At the beginning of May a sell-side note was released on Burford Capital with a sell recommendation, which put pressure on the share price. We took the opportunity to increase our position. We disagree with the main points raised in the sell-side note suggesting that Burford overstates returns. After recovering during the month, rallying 14.5% from the share price low to the end of the month, the share price has again come under pressure in June given Neil Woodford’s presence on the shareholder register.
We increased our position in Safeguard Scientifics on the back of the Transactis announcement as we believe the share price reaction was muted given the strength of the exit.
Last of all we opened a small position in Deutsche Wohnen, a German residential property owner and developer. The position was opened in small size given political risks around rent controls. However, we believe that the long-term outlook for residential property in Berlin remains strong driven by the lack of supply. We have increased our position in June on the back of share price weakness.

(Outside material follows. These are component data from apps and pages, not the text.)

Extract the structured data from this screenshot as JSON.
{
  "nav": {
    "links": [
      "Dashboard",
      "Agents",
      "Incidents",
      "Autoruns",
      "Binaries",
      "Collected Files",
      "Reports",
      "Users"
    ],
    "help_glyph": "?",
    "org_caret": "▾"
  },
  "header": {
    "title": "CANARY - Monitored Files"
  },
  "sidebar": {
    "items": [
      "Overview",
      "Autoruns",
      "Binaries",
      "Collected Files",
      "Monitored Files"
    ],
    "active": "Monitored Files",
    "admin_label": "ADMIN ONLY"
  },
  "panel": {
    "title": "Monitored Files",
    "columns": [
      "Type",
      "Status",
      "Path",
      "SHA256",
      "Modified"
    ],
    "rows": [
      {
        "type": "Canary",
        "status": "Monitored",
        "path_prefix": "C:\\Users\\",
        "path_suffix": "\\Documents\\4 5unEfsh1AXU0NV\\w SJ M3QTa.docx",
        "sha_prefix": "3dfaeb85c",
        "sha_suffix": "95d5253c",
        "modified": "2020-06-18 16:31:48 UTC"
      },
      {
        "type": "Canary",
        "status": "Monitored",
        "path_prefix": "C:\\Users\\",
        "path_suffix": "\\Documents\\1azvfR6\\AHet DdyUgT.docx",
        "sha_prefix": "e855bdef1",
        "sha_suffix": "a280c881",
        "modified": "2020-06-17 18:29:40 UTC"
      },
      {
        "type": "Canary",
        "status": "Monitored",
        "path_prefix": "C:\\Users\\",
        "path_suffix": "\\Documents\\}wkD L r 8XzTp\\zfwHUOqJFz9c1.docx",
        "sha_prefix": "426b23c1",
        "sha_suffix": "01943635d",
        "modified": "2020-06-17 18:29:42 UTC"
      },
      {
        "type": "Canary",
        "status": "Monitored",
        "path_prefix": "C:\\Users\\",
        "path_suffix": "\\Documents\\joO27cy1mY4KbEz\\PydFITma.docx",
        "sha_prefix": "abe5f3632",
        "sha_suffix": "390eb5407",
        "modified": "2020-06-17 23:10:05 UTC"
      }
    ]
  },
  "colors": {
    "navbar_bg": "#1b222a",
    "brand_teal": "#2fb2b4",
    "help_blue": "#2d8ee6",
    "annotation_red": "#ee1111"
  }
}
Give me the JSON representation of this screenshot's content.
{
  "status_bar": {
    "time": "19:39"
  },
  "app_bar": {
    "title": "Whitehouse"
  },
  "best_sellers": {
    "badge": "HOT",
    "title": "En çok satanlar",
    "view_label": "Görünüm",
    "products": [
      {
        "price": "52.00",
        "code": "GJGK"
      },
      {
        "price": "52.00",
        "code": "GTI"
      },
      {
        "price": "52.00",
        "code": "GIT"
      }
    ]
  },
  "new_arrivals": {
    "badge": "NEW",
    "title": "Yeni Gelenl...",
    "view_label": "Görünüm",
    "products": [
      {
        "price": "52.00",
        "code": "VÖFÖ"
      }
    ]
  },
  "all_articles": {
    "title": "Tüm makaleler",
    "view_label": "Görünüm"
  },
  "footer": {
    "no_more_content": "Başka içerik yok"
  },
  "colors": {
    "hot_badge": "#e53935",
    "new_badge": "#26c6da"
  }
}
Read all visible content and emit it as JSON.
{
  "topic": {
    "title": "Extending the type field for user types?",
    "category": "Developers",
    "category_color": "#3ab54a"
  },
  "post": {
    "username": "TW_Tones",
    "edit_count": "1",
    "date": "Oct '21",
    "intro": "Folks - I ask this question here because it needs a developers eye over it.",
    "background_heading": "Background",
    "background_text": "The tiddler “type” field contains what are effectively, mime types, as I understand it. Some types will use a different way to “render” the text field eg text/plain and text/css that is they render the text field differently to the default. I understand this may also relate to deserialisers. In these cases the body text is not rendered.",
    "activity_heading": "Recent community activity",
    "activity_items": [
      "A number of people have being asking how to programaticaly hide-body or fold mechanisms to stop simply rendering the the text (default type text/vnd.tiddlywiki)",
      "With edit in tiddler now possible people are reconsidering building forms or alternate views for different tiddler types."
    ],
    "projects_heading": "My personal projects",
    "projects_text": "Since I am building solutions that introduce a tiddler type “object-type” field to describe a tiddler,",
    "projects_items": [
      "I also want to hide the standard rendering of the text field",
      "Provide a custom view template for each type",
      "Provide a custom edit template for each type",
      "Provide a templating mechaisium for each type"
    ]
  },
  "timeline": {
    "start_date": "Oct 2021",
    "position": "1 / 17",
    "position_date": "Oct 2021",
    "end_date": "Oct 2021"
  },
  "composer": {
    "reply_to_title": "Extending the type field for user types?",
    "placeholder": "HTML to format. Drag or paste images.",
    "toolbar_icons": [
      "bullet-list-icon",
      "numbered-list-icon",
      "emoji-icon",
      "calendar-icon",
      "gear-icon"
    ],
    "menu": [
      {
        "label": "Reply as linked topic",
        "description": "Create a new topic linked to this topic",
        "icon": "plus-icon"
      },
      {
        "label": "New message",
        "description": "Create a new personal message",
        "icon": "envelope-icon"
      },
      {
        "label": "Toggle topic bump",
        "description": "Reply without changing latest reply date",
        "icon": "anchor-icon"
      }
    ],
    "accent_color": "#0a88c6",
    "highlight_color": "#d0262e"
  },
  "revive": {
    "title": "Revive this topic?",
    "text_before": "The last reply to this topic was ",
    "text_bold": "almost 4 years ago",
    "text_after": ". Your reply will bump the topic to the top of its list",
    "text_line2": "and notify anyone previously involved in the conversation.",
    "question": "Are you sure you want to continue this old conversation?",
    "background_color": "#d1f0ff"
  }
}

During the period we continued to reduce Summit Properties and Harbourvest Global Private Equity after periods of strong performance.
Since falling sharply in May, world equity markets have recovered strongly. Two key reasons are apparent. First, central banks have become more dovish, suggesting that financial conditions will remain favourable. This has driven a sharp re-pricing of interest rates and increased the attractiveness of equities. Second, recent comments from Trump and Xi suggest that they will meet at the G-20 Summit at the end of June which has spurred hopes for a trade war truce.
We believe that after the sharp rally in the first half of 2019 that returns will be muted in the second half. The markets are pricing in significant action by world central banks leaving little room for markets to be surprised on the upside. Whilst it is positive that Xi and Trump are meeting in person we are not convinced that we are past trade war volatility in the markets. Last of all we also note that world economies have weakened in 2019 and this has been reflected in earnings estimates.
Volatility: The rate and extent at which the price of a portfolio, security or index, moves up and down. If the price swings up and down with large movements, it has high volatility. If the price moves more slowly and to a lesser extent, it has lower volatility. It is used as a measure of the riskiness of an investment.
Yield: The level of income on a security, typically expressed as a percentage rate. For equities, a common measure is the dividend yield, which divides recent dividend payments for each share by the share price. For a bond, this is calculated as the coupon payment divided by the current bond price.